Stored data entries →
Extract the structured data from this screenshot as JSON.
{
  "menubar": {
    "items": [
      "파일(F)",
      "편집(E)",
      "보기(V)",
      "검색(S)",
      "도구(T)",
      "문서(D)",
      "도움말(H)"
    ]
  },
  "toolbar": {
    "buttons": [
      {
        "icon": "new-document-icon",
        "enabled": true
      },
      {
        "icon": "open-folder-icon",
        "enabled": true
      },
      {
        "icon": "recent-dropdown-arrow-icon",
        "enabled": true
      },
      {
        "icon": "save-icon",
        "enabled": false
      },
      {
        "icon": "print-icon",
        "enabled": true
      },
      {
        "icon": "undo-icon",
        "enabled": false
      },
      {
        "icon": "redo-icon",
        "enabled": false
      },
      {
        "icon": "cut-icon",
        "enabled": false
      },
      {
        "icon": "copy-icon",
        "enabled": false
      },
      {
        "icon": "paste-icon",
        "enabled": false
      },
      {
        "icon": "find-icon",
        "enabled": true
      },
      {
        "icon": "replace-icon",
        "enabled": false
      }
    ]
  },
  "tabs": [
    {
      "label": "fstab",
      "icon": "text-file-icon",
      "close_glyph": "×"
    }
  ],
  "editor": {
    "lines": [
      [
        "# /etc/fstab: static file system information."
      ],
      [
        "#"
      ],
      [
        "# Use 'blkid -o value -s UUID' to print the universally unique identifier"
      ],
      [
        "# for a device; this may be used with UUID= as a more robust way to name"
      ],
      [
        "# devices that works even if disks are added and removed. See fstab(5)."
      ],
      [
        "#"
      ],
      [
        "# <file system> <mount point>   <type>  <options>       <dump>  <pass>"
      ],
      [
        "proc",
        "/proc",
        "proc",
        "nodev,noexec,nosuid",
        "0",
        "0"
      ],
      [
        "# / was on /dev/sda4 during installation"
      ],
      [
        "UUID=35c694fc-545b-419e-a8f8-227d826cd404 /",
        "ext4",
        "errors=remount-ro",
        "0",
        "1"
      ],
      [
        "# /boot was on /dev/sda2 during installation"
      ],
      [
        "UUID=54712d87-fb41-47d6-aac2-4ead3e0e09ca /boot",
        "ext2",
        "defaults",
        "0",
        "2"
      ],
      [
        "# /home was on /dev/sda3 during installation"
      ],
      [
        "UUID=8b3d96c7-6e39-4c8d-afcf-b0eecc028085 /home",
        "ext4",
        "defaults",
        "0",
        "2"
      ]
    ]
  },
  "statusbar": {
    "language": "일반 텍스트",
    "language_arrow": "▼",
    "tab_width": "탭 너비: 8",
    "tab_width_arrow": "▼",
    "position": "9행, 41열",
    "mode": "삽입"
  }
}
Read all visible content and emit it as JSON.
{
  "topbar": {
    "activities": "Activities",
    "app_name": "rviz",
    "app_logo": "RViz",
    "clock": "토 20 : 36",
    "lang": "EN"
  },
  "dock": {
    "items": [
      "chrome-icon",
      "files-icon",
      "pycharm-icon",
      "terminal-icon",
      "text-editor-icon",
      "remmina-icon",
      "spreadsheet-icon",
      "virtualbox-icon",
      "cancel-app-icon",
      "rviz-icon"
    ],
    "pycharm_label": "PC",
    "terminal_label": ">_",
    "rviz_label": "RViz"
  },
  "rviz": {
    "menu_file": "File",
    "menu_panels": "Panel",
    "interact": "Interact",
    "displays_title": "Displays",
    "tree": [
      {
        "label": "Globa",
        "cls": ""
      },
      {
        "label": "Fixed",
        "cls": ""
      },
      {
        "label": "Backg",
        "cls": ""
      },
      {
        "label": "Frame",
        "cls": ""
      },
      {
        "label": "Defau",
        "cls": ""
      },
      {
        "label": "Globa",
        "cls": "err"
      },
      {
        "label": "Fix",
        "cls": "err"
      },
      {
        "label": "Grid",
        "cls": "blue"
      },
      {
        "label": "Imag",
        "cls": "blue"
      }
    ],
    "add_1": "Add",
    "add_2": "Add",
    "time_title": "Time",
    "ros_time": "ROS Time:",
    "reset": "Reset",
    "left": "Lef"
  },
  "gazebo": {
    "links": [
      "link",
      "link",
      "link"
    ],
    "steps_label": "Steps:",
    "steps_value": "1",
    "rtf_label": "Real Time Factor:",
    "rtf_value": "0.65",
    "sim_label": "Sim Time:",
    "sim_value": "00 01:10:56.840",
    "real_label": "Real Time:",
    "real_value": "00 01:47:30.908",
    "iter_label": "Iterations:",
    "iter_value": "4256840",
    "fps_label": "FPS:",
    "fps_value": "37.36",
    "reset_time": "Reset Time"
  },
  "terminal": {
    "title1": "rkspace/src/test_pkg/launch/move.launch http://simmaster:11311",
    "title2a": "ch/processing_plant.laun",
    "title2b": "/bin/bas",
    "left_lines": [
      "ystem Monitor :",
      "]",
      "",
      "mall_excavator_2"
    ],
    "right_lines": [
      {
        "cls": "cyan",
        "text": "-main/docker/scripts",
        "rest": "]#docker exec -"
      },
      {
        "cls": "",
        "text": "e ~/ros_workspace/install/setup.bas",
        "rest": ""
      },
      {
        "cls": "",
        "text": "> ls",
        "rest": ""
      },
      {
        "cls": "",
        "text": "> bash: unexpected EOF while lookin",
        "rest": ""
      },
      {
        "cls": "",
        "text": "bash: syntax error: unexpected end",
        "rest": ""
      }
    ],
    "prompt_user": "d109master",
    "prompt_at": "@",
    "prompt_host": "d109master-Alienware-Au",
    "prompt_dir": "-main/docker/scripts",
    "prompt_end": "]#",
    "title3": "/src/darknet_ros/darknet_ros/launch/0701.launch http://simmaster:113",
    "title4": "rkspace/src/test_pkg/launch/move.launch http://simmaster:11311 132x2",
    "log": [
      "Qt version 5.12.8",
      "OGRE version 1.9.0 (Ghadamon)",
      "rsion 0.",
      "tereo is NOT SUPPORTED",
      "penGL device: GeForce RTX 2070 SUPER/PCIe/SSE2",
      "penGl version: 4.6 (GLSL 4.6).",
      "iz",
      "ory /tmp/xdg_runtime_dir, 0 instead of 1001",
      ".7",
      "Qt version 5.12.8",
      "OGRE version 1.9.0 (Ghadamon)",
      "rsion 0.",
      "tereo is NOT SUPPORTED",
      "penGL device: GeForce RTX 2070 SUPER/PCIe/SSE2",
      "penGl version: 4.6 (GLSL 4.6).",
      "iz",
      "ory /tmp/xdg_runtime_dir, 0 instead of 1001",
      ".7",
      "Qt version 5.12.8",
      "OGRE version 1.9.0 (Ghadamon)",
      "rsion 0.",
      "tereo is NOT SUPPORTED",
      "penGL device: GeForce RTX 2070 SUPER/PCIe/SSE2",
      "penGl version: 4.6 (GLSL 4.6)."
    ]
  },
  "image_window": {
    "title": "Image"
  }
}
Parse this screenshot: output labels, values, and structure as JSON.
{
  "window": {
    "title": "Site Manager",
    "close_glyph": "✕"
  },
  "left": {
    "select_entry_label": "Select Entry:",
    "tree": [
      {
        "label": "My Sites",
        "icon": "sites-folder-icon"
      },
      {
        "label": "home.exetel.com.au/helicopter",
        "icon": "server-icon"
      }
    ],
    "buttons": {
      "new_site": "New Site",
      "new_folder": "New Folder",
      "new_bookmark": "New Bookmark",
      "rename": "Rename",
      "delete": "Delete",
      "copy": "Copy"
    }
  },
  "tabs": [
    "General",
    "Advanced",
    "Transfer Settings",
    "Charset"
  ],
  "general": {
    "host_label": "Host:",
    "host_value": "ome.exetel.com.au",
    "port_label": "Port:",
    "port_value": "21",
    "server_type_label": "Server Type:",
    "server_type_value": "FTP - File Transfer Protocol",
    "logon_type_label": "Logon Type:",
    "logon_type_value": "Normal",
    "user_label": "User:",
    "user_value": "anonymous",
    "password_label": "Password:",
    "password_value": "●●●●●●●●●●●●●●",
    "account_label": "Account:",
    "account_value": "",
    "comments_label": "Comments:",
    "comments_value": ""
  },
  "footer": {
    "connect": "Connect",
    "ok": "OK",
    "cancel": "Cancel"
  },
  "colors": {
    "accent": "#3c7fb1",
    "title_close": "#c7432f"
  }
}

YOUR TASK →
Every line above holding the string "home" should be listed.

COMPLETED EXERCISE →
        "# /home was on /dev/sda3 during installation"
        "UUID=8b3d96c7-6e39-4c8d-afcf-b0eecc028085 /home",
        "label": "home.exetel.com.au/helicopter",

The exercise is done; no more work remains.